▽
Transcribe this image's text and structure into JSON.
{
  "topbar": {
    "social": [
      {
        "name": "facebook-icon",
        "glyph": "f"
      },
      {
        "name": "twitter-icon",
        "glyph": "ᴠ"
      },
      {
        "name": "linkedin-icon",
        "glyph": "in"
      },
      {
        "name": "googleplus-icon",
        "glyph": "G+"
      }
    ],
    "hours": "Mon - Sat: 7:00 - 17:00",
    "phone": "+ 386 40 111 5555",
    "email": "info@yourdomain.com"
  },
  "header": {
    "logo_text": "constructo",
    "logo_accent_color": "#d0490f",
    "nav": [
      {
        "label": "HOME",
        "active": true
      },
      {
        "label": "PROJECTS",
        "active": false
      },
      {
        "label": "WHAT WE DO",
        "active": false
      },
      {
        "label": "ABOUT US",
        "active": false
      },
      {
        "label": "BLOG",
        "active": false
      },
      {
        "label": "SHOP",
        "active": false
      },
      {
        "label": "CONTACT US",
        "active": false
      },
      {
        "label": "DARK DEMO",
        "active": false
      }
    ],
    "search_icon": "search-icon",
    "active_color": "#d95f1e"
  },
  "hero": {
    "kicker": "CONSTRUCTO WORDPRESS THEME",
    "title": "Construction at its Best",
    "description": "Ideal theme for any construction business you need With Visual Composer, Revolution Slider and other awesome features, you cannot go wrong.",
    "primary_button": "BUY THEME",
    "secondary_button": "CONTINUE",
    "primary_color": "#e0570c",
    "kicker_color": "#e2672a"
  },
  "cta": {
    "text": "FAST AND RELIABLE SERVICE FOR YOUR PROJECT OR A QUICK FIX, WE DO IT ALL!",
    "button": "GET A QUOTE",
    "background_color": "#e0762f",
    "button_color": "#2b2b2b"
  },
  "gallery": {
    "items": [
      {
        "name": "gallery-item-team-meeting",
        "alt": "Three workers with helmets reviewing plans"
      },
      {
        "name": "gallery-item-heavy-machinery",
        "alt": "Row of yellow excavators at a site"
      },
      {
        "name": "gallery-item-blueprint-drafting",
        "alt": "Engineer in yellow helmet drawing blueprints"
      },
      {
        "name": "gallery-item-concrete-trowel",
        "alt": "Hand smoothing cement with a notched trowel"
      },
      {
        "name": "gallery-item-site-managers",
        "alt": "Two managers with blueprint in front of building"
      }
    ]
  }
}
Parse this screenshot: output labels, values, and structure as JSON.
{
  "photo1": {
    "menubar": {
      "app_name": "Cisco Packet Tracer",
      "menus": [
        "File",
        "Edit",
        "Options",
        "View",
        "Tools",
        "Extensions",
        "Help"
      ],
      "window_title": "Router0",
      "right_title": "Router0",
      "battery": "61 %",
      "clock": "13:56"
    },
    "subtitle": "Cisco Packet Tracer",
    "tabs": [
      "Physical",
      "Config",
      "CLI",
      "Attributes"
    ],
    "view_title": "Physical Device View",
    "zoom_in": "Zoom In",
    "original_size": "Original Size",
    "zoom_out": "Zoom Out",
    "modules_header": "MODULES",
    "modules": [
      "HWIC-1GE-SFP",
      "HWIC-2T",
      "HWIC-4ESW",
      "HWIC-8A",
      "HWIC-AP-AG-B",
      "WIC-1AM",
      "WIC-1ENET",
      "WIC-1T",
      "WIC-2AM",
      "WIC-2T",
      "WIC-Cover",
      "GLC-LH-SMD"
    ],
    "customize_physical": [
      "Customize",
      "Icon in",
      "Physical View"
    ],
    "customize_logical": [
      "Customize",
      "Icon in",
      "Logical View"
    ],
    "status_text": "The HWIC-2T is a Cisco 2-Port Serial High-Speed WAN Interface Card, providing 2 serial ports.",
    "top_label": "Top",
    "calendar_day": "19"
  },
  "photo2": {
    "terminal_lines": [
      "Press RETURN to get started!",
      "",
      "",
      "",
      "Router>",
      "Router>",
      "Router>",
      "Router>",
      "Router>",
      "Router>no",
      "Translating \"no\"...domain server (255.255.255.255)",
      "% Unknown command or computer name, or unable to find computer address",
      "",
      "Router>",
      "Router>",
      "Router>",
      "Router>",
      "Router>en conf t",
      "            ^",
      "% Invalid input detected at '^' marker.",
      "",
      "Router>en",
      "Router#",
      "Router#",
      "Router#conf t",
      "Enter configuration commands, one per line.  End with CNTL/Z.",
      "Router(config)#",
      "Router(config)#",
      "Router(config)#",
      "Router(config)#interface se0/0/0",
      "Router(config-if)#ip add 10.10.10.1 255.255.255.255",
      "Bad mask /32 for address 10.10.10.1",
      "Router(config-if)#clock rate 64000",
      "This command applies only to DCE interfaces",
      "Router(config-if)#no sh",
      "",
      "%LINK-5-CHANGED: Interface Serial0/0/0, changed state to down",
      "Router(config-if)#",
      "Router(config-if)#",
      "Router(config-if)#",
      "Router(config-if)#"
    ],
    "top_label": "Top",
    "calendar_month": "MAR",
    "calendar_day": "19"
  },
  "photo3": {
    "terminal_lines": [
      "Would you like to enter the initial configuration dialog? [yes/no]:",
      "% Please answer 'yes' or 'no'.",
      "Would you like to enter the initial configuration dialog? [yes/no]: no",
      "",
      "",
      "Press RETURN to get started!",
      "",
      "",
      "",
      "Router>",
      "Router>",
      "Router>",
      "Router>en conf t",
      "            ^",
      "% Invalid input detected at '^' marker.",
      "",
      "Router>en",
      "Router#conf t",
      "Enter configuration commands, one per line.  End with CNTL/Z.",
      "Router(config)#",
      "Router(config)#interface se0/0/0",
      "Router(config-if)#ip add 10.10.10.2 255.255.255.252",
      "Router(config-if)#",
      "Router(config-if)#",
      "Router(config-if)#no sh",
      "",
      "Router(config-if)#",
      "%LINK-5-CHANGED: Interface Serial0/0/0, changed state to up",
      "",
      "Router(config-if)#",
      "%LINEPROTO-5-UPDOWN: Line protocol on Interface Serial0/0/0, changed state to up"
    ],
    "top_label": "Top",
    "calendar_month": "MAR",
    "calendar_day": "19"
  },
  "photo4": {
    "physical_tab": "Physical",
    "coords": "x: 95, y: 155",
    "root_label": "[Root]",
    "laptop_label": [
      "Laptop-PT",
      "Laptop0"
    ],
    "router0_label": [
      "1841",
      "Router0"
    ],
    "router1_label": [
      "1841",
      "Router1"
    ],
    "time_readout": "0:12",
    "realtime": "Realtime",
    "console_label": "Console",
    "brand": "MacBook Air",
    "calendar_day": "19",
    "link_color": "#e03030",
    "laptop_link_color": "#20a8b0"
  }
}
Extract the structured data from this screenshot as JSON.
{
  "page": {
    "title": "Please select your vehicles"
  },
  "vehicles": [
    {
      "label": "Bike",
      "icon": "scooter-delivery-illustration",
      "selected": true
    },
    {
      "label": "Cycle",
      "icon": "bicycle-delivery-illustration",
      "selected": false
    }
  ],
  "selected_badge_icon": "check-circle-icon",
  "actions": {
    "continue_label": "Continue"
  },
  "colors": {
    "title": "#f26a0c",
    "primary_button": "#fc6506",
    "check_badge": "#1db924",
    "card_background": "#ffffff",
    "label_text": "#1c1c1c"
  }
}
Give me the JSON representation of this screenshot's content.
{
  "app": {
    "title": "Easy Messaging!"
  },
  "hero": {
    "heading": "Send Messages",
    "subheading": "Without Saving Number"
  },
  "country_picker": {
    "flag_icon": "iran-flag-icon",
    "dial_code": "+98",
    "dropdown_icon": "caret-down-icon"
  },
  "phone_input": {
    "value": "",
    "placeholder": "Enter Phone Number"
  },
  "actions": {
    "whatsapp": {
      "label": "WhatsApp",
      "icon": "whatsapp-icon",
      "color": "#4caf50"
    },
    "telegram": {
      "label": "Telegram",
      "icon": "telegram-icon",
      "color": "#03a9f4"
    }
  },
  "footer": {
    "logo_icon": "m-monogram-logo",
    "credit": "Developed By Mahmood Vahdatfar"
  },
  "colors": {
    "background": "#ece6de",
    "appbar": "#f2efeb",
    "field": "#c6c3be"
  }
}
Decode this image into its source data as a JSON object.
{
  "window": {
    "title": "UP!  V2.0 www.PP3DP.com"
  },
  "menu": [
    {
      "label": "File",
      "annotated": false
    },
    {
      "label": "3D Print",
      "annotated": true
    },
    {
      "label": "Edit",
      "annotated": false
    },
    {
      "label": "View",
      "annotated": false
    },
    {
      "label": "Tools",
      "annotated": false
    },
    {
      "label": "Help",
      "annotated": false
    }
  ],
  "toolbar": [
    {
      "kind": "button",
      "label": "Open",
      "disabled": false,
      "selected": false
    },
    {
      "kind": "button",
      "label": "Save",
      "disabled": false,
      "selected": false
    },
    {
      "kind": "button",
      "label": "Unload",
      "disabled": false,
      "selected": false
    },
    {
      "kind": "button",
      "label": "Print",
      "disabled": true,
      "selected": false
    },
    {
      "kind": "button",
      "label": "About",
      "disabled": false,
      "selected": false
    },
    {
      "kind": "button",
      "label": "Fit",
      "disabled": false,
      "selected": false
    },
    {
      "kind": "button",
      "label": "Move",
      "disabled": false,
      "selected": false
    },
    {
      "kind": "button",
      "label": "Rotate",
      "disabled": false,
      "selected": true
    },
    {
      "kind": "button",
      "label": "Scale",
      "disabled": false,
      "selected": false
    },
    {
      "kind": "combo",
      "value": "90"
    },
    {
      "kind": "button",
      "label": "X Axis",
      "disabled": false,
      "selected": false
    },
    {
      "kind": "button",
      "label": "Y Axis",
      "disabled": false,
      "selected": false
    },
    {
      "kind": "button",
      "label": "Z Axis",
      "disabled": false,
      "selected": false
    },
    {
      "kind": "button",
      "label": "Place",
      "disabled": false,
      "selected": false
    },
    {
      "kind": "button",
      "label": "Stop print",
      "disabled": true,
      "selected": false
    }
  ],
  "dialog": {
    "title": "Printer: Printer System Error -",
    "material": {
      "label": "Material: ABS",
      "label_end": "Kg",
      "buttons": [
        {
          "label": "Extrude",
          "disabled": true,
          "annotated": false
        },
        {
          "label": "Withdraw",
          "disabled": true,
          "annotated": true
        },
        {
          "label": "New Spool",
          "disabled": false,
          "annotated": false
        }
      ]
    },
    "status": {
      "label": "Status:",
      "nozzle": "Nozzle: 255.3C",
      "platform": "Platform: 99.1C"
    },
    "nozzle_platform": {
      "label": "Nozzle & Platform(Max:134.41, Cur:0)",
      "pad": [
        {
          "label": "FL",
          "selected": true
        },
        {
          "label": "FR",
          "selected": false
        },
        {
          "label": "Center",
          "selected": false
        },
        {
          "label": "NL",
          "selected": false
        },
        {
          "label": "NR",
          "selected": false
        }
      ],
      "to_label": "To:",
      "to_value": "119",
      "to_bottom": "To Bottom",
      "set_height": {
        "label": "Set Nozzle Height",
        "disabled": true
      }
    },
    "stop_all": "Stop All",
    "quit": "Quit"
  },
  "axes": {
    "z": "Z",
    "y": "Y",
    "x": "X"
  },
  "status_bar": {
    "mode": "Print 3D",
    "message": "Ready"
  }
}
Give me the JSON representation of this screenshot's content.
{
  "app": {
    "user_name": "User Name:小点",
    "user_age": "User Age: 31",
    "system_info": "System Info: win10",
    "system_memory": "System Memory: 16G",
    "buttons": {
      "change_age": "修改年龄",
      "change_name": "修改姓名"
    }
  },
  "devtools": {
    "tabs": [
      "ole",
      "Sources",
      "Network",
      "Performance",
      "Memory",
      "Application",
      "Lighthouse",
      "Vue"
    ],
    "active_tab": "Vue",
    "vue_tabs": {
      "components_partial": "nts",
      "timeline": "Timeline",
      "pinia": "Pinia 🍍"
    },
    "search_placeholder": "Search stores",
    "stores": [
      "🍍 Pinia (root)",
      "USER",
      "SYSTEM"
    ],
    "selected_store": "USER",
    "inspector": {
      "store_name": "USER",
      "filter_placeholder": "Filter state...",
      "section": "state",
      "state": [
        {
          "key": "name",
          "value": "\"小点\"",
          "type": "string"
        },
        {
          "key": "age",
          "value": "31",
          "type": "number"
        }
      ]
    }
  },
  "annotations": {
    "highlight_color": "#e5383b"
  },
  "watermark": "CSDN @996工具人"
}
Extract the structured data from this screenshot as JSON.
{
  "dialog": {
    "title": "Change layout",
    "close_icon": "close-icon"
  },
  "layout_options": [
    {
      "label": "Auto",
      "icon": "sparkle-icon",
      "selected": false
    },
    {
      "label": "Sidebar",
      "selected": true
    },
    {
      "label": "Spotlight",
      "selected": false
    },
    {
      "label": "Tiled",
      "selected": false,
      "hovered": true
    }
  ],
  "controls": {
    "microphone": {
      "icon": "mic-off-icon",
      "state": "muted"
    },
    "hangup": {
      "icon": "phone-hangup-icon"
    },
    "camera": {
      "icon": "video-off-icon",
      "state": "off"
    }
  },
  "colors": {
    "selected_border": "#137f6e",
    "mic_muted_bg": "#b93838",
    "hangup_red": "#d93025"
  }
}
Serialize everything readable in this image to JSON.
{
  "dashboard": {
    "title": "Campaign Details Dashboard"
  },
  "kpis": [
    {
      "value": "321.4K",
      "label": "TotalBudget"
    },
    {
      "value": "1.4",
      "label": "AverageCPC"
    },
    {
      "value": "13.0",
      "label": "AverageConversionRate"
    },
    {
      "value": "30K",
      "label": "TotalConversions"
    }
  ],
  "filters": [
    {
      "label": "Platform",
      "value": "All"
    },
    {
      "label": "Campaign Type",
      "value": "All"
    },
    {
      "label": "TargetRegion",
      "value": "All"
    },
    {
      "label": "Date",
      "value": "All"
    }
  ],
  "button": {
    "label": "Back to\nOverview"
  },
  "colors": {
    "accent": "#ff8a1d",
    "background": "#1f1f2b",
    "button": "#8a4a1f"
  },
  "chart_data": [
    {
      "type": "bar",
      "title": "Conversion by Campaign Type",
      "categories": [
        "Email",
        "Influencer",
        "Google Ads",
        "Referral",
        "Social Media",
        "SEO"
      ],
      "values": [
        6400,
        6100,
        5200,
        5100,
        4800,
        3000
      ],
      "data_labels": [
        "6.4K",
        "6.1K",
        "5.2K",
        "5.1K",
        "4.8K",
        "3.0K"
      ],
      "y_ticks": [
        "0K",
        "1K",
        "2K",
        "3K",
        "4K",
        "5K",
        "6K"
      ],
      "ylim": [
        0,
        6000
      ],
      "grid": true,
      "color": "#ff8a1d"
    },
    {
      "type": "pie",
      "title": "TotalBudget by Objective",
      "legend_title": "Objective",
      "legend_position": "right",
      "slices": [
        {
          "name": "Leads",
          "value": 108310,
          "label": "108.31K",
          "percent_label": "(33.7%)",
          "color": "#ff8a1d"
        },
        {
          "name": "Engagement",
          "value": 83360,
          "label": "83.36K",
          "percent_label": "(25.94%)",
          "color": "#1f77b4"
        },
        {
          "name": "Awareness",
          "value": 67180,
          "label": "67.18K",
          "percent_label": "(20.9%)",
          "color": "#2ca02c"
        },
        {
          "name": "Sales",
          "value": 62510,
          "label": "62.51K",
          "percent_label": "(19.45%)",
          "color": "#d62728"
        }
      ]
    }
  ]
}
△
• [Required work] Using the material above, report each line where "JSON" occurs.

• [Answer]
Transcribe this image's text and structure into JSON.
Parse this screenshot: output labels, values, and structure as JSON.
Extract the structured data from this screenshot as JSON.
Give me the JSON representation of this screenshot's content.
Decode this image into its source data as a JSON object.
Give me the JSON representation of this screenshot's content.
Extract the structured data from this screenshot as JSON.
Serialize everything readable in this image to JSON.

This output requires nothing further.